There bas been as much snow On the higher levels in the past, but last year the snow wa very low on the mountains, and as our ski-ing is done on the more open and Jess heavily wooded areas. from 3,000 to 4·,900 feet, the lowness of the snow was a hindrance rather than a benefit. The spring month were cold and backward, so that in June there was plenty of snow in the vicinity of the Clubhouse, and even in September snow could be found in the shaded spots. The first new snow for the coming season was reported on September 23.

We were represented by a team comprised of Tom Mobraaten. Henry Sotwedt, Finn Fladmark, and Fred Finckenhagen, at some eight competitions held in Washington and Oregon. Between them and Nordahl Kaldahl, of the Hollyburn Pacific Ski Club, all the first places, with one exception, were annexed. Tom Mobraaten won the Pacific Northwest Combined Championship in Seattle, placing second in the jumping, three-tenths of a point behind Kaldahl, the winner. Some of his other outstanding victories include first in jumping at Leavenworth, Wash., where his longest competitive jumps of 183 and 192 feet were made, first in jumping and second in combined. at Portland, Oregon, finishing the season by winning the Vancouver City Championship at the Easter tournament held on Grouse Mountain.

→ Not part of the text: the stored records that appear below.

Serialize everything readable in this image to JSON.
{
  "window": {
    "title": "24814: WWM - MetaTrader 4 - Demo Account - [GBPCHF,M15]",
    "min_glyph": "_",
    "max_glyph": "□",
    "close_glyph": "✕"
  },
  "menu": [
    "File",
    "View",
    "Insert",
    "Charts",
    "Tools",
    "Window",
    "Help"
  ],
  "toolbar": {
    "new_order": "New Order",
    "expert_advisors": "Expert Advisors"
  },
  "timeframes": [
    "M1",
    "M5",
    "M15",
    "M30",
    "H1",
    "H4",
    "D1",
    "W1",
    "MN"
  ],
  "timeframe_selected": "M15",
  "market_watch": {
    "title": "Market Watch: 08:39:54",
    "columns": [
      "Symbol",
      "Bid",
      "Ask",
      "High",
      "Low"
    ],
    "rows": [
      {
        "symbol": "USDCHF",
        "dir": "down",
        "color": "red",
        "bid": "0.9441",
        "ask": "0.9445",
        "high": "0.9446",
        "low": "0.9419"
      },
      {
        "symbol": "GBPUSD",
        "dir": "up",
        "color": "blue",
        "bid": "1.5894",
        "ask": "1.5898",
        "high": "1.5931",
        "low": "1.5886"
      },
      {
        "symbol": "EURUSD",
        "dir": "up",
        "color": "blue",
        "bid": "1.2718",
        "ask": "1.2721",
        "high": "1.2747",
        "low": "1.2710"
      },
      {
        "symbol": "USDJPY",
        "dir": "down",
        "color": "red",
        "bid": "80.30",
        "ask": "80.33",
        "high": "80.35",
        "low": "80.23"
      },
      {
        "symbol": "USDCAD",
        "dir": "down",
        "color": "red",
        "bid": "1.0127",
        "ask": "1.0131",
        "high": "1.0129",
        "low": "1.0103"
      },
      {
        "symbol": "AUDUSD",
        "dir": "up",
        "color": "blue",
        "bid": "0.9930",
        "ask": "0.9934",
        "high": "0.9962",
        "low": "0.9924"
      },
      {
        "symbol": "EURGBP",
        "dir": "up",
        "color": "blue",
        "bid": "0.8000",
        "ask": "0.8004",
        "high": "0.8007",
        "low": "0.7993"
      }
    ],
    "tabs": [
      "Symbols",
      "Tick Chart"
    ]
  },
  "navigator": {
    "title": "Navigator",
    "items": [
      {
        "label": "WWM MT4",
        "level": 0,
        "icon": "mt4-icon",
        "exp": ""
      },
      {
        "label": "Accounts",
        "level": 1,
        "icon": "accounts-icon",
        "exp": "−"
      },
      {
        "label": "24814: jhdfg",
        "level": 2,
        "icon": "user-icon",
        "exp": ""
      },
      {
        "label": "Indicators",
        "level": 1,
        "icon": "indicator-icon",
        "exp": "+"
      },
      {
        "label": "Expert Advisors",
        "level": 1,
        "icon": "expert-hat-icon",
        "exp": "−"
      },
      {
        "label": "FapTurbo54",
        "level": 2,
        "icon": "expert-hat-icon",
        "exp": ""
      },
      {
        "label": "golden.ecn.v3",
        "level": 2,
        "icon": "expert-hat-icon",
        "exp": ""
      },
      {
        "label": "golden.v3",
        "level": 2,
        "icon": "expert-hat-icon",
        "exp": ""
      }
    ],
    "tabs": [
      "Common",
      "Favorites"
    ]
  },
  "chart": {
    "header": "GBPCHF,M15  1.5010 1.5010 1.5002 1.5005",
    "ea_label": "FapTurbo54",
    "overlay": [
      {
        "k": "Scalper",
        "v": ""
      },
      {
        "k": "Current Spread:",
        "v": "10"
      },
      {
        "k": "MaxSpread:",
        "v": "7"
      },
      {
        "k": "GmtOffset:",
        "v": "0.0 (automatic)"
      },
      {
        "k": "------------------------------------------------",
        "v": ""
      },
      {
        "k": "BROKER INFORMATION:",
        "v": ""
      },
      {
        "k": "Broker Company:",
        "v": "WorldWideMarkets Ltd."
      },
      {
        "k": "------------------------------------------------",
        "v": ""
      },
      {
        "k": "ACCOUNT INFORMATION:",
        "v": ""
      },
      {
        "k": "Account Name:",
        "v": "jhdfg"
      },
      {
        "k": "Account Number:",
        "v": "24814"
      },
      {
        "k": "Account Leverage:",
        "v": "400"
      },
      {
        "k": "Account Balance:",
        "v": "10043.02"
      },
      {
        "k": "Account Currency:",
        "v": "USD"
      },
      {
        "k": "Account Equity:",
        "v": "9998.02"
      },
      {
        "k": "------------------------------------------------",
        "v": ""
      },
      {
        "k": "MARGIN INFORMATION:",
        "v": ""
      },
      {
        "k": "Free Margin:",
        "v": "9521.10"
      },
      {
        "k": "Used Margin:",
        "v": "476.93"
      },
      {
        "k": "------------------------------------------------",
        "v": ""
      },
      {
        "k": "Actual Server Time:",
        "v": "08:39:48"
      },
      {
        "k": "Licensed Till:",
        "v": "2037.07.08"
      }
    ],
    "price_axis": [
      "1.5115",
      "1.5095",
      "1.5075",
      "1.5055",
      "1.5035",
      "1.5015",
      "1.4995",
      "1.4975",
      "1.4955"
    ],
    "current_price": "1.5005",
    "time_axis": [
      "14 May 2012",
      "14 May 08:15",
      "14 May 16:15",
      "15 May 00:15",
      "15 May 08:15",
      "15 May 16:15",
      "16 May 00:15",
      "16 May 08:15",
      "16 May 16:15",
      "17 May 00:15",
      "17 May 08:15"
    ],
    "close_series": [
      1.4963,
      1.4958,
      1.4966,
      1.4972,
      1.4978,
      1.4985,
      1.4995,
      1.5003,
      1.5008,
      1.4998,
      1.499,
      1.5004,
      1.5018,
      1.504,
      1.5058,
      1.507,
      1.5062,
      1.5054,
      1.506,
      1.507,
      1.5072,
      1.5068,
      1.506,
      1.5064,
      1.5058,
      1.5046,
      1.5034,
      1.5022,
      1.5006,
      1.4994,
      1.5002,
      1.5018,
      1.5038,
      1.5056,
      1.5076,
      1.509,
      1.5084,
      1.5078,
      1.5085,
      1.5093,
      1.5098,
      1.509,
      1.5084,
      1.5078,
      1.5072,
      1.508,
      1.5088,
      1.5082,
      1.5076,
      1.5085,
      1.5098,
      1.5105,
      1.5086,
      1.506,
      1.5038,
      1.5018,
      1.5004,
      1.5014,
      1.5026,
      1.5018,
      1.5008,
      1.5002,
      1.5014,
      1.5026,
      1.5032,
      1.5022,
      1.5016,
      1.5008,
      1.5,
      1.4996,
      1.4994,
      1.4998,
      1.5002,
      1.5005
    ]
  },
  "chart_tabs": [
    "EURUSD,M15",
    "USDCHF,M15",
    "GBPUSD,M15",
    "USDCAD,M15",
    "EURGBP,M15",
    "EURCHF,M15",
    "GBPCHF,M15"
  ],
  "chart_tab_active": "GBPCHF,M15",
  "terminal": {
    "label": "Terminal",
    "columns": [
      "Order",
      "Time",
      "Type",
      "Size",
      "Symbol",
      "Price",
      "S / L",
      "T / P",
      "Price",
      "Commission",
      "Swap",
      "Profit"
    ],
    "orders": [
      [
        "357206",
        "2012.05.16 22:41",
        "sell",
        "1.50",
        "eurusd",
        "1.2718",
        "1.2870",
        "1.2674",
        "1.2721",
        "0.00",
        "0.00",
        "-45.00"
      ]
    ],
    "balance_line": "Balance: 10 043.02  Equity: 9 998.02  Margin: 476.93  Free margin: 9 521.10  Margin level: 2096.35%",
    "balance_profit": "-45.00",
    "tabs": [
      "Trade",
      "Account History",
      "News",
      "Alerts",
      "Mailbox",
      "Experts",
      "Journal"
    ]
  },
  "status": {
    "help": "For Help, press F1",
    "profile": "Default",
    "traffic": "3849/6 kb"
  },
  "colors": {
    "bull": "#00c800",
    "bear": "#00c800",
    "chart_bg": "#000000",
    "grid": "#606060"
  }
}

Henry Sotwedt, was close behind hi team-mate all winter, placing third to him in Seattle, with leaps of 174 and 178 feet, second at Leavenworth and Portland, and by winning the British Columbia Championship for jumping at Princeton, B.C. Finckenhagen and Fladmark also made a very creditable showing, and helped round out a very well balanced team.

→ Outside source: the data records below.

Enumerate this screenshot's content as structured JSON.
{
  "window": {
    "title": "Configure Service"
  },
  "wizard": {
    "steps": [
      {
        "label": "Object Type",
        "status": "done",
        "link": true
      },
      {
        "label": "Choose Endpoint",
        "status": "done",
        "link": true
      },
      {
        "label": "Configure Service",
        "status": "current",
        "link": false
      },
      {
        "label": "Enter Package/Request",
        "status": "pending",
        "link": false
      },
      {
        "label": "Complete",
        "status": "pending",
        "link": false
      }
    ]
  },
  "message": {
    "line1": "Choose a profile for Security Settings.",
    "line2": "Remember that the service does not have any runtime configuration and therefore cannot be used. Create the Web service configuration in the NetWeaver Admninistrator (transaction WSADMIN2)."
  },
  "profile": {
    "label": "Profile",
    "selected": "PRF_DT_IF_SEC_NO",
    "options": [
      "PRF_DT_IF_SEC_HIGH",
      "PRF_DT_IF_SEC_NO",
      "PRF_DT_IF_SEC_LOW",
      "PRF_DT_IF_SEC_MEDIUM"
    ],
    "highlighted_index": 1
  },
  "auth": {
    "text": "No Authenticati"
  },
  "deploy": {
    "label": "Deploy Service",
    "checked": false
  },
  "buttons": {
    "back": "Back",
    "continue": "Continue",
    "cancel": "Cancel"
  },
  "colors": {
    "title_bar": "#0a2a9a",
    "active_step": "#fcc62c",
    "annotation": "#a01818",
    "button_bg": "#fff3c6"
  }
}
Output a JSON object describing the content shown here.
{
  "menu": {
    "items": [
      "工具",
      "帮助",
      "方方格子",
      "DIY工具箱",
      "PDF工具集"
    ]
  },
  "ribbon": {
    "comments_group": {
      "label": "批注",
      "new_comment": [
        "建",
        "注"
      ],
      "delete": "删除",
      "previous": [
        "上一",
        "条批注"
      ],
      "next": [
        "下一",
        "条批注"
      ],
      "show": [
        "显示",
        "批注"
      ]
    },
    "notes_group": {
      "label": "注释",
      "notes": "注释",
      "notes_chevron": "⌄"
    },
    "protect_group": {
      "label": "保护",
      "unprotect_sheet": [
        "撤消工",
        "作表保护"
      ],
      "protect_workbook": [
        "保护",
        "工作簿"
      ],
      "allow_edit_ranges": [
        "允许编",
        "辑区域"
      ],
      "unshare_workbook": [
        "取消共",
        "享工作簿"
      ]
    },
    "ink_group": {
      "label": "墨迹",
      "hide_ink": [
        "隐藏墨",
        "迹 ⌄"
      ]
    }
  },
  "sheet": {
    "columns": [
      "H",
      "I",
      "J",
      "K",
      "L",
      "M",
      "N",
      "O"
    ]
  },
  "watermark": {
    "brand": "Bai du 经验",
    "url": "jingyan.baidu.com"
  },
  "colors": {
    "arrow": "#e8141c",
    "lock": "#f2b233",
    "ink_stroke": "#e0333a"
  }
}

Another of our skiers, Alf Johannsen, won the British Columbia Combined Championship at Princeton, B.C., which was the only outside event in which he competed.

Due to the difficulty of attracting any large crowds to our ski-ing grounds to witness jumping competitions, only club cornpetitions were held. These were very successful, and the interest shown by both competitors and spectators was most encouraging. The ladies turned out in increasing numbers for their racing events, and the juniors also showed much promise.

Olaf Hanson was the winner of the Fletcher Cup, emblematic of the Club combined championship, with third place in both jumping and racing. Henry Sotwedt was a runner up, winning the jumping, and placing well up in the race. Mickey Mitchell, one of our young and very promising skiers, won the race from a good field, by a narrow margin. The Class B jumping entry was small, and was won by Chuck Gillrie, with Len Williams second, and George Knecktle third. Stan Ferguson proved to be fastest in the Novice race, but was closely followed by Wilf Roberts and Geoff Bullen.

Miss Peggy Harland and Miss Nellie Haigh took first and second places respectively in the Ladies Race for Class A, which was found to be too short, while th Class B event was won by Miss Phylis Palethorpe, with Vi Burton second, and Myrna Bloomfield third.

Great credit is due to our club captain, Finn Fladmark, and his sports committee of Paddy Barbour and Eilif Haxthow, who so ably handled all competitive events.

The social end of our Club programme was attended to by Basil Daines and his two assistants, the Misses Jennie Dove and Doris Reaville, who were responsible for several very enjoyable dances held in the City and on Hollyburn Ridge.

The Executive Committee for 1934, elected recently, consists of Gordon Billingsley, President; O. B. Ommundsen, Vice-President; C. J. Hutchinson, Treasurer; and Jennie Dove, Secretary. The other three members of the Executive are Basil Daines, Mickey Mitchell, and W. R. Baker. Mickey Mitchell heads the Sports Committee, assisted by Walter Stenner, and Charlie Schroeter, with Basil Daines and the Misses Margaret Kippan and Myrna Bloomfield on the Social Committee.

1933 Sports Articles & Photos